It’s no secret that patient portals aren’t perfect. Too many are not easy to use, and contain missing or out-of-date information. Even when data is available, patients may not know how to interpret it – is my cholesterol level high or low? Why am I taking this medication again? Health care providers have also struggled; it has been difficult to convey the value of patient portals and get patients to sign up and use these digital platforms.
As part of GetMyHealthData’s work in New York to identify and share new approaches to making health information accessible and actionable for patients and families, we learned about NewYork-Presbyterian’s (NYP) patient portal Help Desk. NYP is a health system in New York City, and its myNYP portal dates back to 2009.
The Help Desk evolved when NYP saw that achieving the full potential of the portal required more than great software: It required real-life support for people using the portal. As Help Desk project leader Juana Romero explained,
“We have awesome, brilliant minds in IT creating great software, but you need to have people with direct patient contact for that human element; someone who can hear the voice of the patient.”
In the early years, Ms. Romero was the primary support person, taking her laptop on vacation to answer patient questions and troubleshoot problems. Now, NYP has a full-fledged patient-facing Help Desk staffed by a team whose job it is to help patients with an array of problems and questions.
The team view these queries as a positive sign of patient engagement, the ultimate goal of patient-facing technologies. As Ms. Romero said,
“I love it when I get questions [about errors in the portal] because it tells me that patients are reading the details of their chart … it’s a win.”
NYP’s Help Desk illustrates the importance of approaching the patient portal from a patient experience perspective, rather than simply an IT issue.
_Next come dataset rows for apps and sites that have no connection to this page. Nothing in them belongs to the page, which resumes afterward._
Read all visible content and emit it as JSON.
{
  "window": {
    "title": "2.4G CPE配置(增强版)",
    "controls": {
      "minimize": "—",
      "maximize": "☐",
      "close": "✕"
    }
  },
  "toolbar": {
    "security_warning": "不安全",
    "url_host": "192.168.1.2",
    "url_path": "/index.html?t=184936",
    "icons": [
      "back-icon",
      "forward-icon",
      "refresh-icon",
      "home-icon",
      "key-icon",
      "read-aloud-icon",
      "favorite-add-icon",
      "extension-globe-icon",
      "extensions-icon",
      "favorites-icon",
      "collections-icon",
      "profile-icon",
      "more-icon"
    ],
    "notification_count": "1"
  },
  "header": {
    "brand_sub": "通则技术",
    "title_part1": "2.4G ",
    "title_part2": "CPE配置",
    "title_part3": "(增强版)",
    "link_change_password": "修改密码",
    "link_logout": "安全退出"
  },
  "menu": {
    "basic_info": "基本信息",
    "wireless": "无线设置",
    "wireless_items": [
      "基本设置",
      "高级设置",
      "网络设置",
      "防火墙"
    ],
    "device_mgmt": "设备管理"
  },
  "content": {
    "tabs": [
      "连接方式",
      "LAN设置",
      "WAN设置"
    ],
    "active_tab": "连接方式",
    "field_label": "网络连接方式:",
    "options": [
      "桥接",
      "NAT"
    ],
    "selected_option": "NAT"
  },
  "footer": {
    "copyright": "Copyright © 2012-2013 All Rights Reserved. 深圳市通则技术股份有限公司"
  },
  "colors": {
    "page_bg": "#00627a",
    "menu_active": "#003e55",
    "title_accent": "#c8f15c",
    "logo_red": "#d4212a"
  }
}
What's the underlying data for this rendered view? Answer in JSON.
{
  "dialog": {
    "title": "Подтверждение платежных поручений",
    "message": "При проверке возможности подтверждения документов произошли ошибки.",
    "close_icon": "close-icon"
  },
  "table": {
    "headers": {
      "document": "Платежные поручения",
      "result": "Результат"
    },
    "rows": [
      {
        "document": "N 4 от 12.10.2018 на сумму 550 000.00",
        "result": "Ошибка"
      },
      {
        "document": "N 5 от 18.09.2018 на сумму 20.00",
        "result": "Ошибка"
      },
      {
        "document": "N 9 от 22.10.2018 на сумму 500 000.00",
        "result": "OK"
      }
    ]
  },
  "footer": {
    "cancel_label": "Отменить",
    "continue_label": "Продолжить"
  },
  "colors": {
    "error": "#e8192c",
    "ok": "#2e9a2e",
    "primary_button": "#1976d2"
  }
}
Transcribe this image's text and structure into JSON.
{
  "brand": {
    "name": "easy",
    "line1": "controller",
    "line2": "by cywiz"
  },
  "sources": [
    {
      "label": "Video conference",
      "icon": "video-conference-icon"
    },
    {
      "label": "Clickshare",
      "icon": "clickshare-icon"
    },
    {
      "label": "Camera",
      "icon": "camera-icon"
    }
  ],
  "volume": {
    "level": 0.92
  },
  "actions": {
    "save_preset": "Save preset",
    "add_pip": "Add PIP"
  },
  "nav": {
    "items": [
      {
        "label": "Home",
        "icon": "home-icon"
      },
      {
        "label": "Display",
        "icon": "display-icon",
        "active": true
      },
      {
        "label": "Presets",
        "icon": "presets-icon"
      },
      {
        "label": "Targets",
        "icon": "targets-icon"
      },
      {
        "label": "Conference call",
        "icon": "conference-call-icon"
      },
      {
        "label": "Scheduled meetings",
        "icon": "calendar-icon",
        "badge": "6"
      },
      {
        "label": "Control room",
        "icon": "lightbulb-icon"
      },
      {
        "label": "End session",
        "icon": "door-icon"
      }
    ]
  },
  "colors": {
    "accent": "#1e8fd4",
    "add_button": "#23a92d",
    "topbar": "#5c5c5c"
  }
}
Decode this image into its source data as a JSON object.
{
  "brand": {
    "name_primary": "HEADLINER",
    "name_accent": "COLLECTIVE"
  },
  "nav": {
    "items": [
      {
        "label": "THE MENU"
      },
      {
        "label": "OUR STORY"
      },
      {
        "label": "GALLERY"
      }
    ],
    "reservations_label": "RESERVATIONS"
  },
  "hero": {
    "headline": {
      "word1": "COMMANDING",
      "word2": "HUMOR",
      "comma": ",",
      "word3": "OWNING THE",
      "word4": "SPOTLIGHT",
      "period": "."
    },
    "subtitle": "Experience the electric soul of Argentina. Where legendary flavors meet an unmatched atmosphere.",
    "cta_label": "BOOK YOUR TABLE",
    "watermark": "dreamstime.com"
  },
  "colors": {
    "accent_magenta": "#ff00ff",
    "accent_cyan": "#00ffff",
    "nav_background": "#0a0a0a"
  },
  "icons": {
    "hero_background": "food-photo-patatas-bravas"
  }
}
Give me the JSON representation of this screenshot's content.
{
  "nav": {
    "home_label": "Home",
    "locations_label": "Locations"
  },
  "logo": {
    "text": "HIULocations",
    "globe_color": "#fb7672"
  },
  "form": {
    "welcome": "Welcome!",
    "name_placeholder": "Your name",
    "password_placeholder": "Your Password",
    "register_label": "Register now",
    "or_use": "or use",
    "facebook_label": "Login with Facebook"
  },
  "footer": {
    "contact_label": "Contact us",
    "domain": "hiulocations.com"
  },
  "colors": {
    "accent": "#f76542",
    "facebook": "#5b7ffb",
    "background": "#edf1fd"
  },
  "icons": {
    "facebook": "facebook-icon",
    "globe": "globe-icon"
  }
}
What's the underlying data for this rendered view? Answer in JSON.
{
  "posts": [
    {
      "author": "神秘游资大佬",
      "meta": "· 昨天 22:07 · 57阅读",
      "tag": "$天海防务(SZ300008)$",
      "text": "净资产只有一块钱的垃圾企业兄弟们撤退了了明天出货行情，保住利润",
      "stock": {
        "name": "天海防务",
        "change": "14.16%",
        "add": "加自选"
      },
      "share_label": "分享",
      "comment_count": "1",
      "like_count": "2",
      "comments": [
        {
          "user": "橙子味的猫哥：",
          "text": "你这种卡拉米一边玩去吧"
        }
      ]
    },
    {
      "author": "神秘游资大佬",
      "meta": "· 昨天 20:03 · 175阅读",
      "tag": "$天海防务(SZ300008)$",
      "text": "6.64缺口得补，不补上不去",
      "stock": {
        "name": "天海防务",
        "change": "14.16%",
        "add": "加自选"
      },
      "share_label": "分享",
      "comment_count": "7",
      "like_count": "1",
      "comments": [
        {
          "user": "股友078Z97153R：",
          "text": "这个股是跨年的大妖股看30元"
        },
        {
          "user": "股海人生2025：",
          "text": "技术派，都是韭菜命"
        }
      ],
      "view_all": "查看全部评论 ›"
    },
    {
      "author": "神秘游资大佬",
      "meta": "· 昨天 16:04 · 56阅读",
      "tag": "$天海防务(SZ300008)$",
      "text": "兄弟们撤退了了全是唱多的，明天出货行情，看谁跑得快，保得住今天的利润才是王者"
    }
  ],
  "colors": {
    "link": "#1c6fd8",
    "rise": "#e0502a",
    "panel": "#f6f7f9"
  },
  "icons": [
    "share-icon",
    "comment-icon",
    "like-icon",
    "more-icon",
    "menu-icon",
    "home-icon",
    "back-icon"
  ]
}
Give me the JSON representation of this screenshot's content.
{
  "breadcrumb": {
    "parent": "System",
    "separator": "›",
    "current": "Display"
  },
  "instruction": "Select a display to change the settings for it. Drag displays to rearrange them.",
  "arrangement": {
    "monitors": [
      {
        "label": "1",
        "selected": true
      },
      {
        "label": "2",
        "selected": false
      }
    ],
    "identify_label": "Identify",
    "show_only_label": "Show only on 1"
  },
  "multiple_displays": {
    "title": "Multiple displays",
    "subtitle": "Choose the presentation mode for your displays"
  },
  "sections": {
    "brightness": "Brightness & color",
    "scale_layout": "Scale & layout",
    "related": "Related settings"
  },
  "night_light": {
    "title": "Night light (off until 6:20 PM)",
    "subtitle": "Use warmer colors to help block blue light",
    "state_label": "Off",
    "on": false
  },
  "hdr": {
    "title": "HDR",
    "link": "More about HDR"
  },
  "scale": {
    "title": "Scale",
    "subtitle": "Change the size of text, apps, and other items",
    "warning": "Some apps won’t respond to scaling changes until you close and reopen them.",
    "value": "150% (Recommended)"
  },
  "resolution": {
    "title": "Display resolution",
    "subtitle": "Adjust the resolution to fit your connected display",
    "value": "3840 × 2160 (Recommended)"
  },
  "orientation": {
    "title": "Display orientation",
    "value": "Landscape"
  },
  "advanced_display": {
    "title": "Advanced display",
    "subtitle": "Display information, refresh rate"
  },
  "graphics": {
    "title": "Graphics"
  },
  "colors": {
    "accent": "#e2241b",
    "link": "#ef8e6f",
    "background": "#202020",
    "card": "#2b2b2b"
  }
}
The Help Desk history offers valuable insights for other providers trying to get the most out of their patient portals, whether that means dedicating resources to Help Desk services, or reflecting on the most common patient questions in order to develop better outreach and education materials. Check out the full story of NYP’s Help Desk and lessons learned here.
At GetMyHealthData, we’re excited to find and share health information Bright Spots like this. If you have an innovative solution to share, or want to discuss patient-centered health data practices, email [email protected].